Nearly all my blogs to date have been on cosily uncontentious matters; so it's high time I entered the lion's den and gave my opinion on a few subjects which many would consider taboo.
I read of opponents of gay marriage saying things like "Well, if we allow people of the same sex to marry what will be next? - marriage to children? marriage to animals? " The answer to that argument is obvious, and I just cannot understand why it's not so to everyone. These latter two must remain illegal because they're not between consenting adults mutually wishing to marry. And if it's (quite rightly) considered that human beings under the age of consent are unable to signify their understanding and agreement to all the ramifications of a legally binding contract, why should anyone even think that animals are placed to do so? Utterly absurd, of course, and anyway, I've yet to detect a significant demand for child-sex and bestiality to be legally sanctioned. The fact that child-marriage is still accepted, and even required, in some countries' cultures - often promoted, of course, on a religious pretext (now there's a surprise!) - does not make it any less undesirable, oppressive and cruel. But that's a subject for another day.
What I would propose is that there are two particular types of relationships between consenting adults which ought to be seriously considered for de-criminalisation.
Firstly, polygamy. I don't see why we are all bound to adhere to the traditional Christian concept of monogamy, when so many of us are not Christian, or even theist. If two or more adult women wish to marry one man, or two or more men wish to marry one woman, or two or more men wish to marry each other, or several women equally wish to marry - why on earth not? Some would doubtlessly argue that such marriages would constitute a 'legal minefield'. That may or may not be so, but it's hardly a reason for criminalising them. Since when did legal expediency determine one's emotions? Besides, I would imagine that there are more than a few lawyers around who would relish the prospect of caring for their legally-recognised polygamous clients. If several adults of sound mind wish to enter such a relationship I think it's arrogant for anyone else to tell them that they mustn't. If churches refuse to recognise such marriages that's their prerogative, only please don't think that a religious viewpoint is the only acceptable position. It only makes the secularisation of marriage more urgent. Let's get churches out of the equation for good! Why don't more countries see religious wedding ceremonies as an optional 'add-on', as is done in France? That seems more sensible by far.
As for incest, I accept that there is an additional factor to be considered here, namely the higher chance of any offspring of such a union being physically and/or mentally 'enfeebled' through close inbreeding, though that need not always be the case - and certainly isn't always the case in the animal world. Anyway, should such pregnancies occur, there is always the ultimate, though intensely grave, option of abortion - as there is to any prospective mother with evidence that the foetus is irretrievably damaged. ("Oh horror!" say those who maintain that conception is always God's will and must be allowed to take its course - and thus shoot themselves in the foot by saying such.) But if the m/f adult couple of brother/sister, father/daughter, mother/son, really do not wish to have a child, then there are all the options open to them as there is to any other couple not wishing to reproduce.
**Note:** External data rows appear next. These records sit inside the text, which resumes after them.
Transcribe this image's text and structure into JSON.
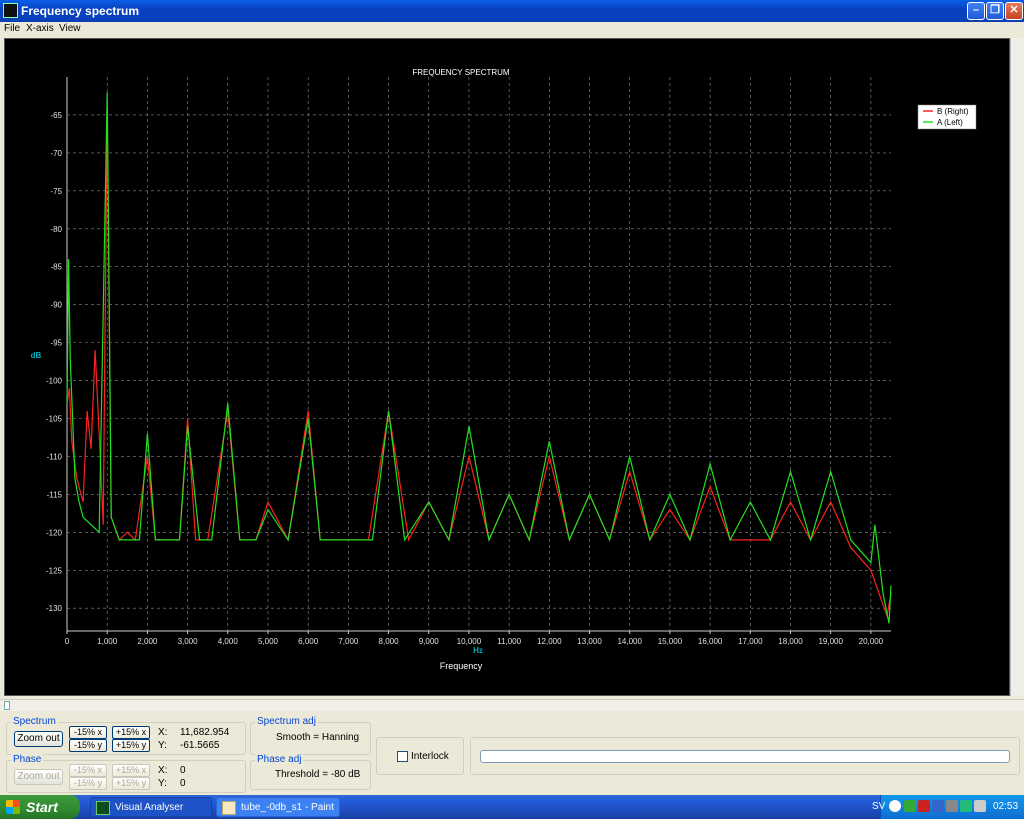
{
  "window": {
    "title": "Frequency spectrum",
    "minimize_glyph": "–",
    "restore_glyph": "❐",
    "close_glyph": "✕"
  },
  "menu": [
    "File",
    "X-axis",
    "View"
  ],
  "chart_data": {
    "type": "line",
    "title": "FREQUENCY SPECTRUM",
    "xlabel": "Frequency",
    "xunit": "Hz",
    "ylabel": "dB",
    "xlim": [
      0,
      20500
    ],
    "ylim": [
      -133,
      -60
    ],
    "xticks": [
      0,
      1000,
      2000,
      3000,
      4000,
      5000,
      6000,
      7000,
      8000,
      9000,
      10000,
      11000,
      12000,
      13000,
      14000,
      15000,
      16000,
      17000,
      18000,
      19000,
      20000
    ],
    "xtick_labels": [
      "0",
      "1,000",
      "2,000",
      "3,000",
      "4,000",
      "5,000",
      "6,000",
      "7,000",
      "8,000",
      "9,000",
      "10,000",
      "11,000",
      "12,000",
      "13,000",
      "14,000",
      "15,000",
      "16,000",
      "17,000",
      "18,000",
      "19,000",
      "20,000"
    ],
    "yticks": [
      -65,
      -70,
      -75,
      -80,
      -85,
      -90,
      -95,
      -100,
      -105,
      -110,
      -115,
      -120,
      -125,
      -130
    ],
    "ytick_labels": [
      "-65",
      "-70",
      "-75",
      "-80",
      "-85",
      "-90",
      "-95",
      "-100",
      "-105",
      "-110",
      "-115",
      "-120",
      "-125",
      "-130"
    ],
    "grid": true,
    "legend_position": "top-right",
    "series": [
      {
        "name": "B (Right)",
        "color": "#ff2020",
        "points": [
          [
            0,
            -103
          ],
          [
            60,
            -101
          ],
          [
            120,
            -108
          ],
          [
            250,
            -113
          ],
          [
            400,
            -116
          ],
          [
            500,
            -104
          ],
          [
            600,
            -109
          ],
          [
            700,
            -96
          ],
          [
            800,
            -107
          ],
          [
            900,
            -119
          ],
          [
            1000,
            -64
          ],
          [
            1100,
            -118
          ],
          [
            1300,
            -121
          ],
          [
            1500,
            -120
          ],
          [
            1700,
            -121
          ],
          [
            2000,
            -110
          ],
          [
            2200,
            -121
          ],
          [
            2500,
            -121
          ],
          [
            2800,
            -121
          ],
          [
            3000,
            -105
          ],
          [
            3200,
            -121
          ],
          [
            3500,
            -121
          ],
          [
            4000,
            -104
          ],
          [
            4300,
            -121
          ],
          [
            4700,
            -121
          ],
          [
            5000,
            -116
          ],
          [
            5500,
            -121
          ],
          [
            6000,
            -104
          ],
          [
            6300,
            -121
          ],
          [
            7000,
            -121
          ],
          [
            7500,
            -121
          ],
          [
            8000,
            -104
          ],
          [
            8500,
            -121
          ],
          [
            9000,
            -116
          ],
          [
            9500,
            -121
          ],
          [
            10000,
            -110
          ],
          [
            10500,
            -121
          ],
          [
            11000,
            -115
          ],
          [
            11500,
            -121
          ],
          [
            12000,
            -110
          ],
          [
            12500,
            -121
          ],
          [
            13000,
            -115
          ],
          [
            13500,
            -121
          ],
          [
            14000,
            -112
          ],
          [
            14500,
            -121
          ],
          [
            15000,
            -117
          ],
          [
            15500,
            -121
          ],
          [
            16000,
            -114
          ],
          [
            16500,
            -121
          ],
          [
            17000,
            -121
          ],
          [
            17500,
            -121
          ],
          [
            18000,
            -116
          ],
          [
            18500,
            -121
          ],
          [
            19000,
            -116
          ],
          [
            19500,
            -122
          ],
          [
            20000,
            -125
          ],
          [
            20200,
            -128
          ],
          [
            20400,
            -131
          ],
          [
            20500,
            -128
          ]
        ]
      },
      {
        "name": "A (Left)",
        "color": "#20e020",
        "points": [
          [
            0,
            -103
          ],
          [
            40,
            -84
          ],
          [
            80,
            -97
          ],
          [
            200,
            -113
          ],
          [
            300,
            -116
          ],
          [
            400,
            -118
          ],
          [
            600,
            -119
          ],
          [
            800,
            -120
          ],
          [
            1000,
            -62
          ],
          [
            1100,
            -118
          ],
          [
            1300,
            -121
          ],
          [
            1500,
            -121
          ],
          [
            1800,
            -121
          ],
          [
            2000,
            -107
          ],
          [
            2200,
            -121
          ],
          [
            2500,
            -121
          ],
          [
            2800,
            -121
          ],
          [
            3000,
            -106
          ],
          [
            3300,
            -121
          ],
          [
            3600,
            -121
          ],
          [
            4000,
            -103
          ],
          [
            4300,
            -121
          ],
          [
            4700,
            -121
          ],
          [
            5000,
            -117
          ],
          [
            5500,
            -121
          ],
          [
            6000,
            -105
          ],
          [
            6300,
            -121
          ],
          [
            6800,
            -121
          ],
          [
            7200,
            -121
          ],
          [
            7600,
            -121
          ],
          [
            8000,
            -104
          ],
          [
            8400,
            -121
          ],
          [
            9000,
            -116
          ],
          [
            9500,
            -121
          ],
          [
            10000,
            -106
          ],
          [
            10500,
            -121
          ],
          [
            11000,
            -115
          ],
          [
            11500,
            -121
          ],
          [
            12000,
            -108
          ],
          [
            12500,
            -121
          ],
          [
            13000,
            -115
          ],
          [
            13500,
            -121
          ],
          [
            14000,
            -110
          ],
          [
            14500,
            -121
          ],
          [
            15000,
            -115
          ],
          [
            15500,
            -121
          ],
          [
            16000,
            -111
          ],
          [
            16500,
            -121
          ],
          [
            17000,
            -116
          ],
          [
            17500,
            -121
          ],
          [
            18000,
            -112
          ],
          [
            18500,
            -121
          ],
          [
            19000,
            -112
          ],
          [
            19500,
            -121
          ],
          [
            20000,
            -124
          ],
          [
            20100,
            -119
          ],
          [
            20300,
            -128
          ],
          [
            20450,
            -132
          ],
          [
            20500,
            -127
          ]
        ]
      }
    ]
  },
  "spectrum_group": {
    "legend": "Spectrum",
    "zoom_out": "Zoom out",
    "minus_x": "-15% x",
    "plus_x": "+15% x",
    "minus_y": "-15% y",
    "plus_y": "+15% y",
    "x_label": "X:",
    "x_value": "11,682.954",
    "y_label": "Y:",
    "y_value": "-61.5665"
  },
  "phase_group": {
    "legend": "Phase",
    "zoom_out": "Zoom out",
    "minus_x": "-15% x",
    "plus_x": "+15% x",
    "minus_y": "-15% y",
    "plus_y": "+15% y",
    "x_label": "X:",
    "x_value": "0",
    "y_label": "Y:",
    "y_value": "0"
  },
  "spectrum_adj": {
    "legend": "Spectrum adj",
    "value": "Smooth = Hanning"
  },
  "phase_adj": {
    "legend": "Phase adj",
    "value": "Threshold = -80 dB"
  },
  "interlock": {
    "label": "Interlock",
    "checked": false
  },
  "taskbar": {
    "start": "Start",
    "tasks": [
      "Visual Analyser",
      "tube_-0db_s1 - Paint"
    ],
    "lang": "SV",
    "clock": "02:53"
  }
}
As for relationships between closely related adult males or between closely related adult females, I see no counter-arguments at all. Not a single one! Furthermore, in any such adult relationships, I do not see why they should be barred from marrying, should they wish.
It's a shame that words like 'incest' and 'adultery' can carry such a baggage of disapproval and prejudice, accrued over centuries of (religious) intolerance and bigotry, which are plainly unfair in contemporary enlightened times. Indeed, in both cases, it could be that acts within those particular definitions may be more honest and loving than any act within a legally recognised marriage to which either or both parties may belong. If only they could be called by different names.
I would admit that, unlike in the case of gay marriage, there is no groundswell of significant opinion calling for polygamy and incest to be legalised. I think the numbers who would wish for either to be pretty small, though I do particularly feel for those mature persons who are unable to declare publicly their sexual love for a close relative. I think the number may actually be greater than many would like to think, though as it's so (understandably) hidden because of the opprobium directed at this type of relationship, I doubt if there's been any reliable data collected on the subject.
Anyway, so there's a few thoughts from outside my comfort-zone. I fully expect others to want to shoot them down, but that's fine with me.
Next time - Making religious-only marriages invalid, and recognising civil partnerships as being the compulsory minimum for validity in law! Well, maybe not.... However, hmmmmm...........
39 minutes ago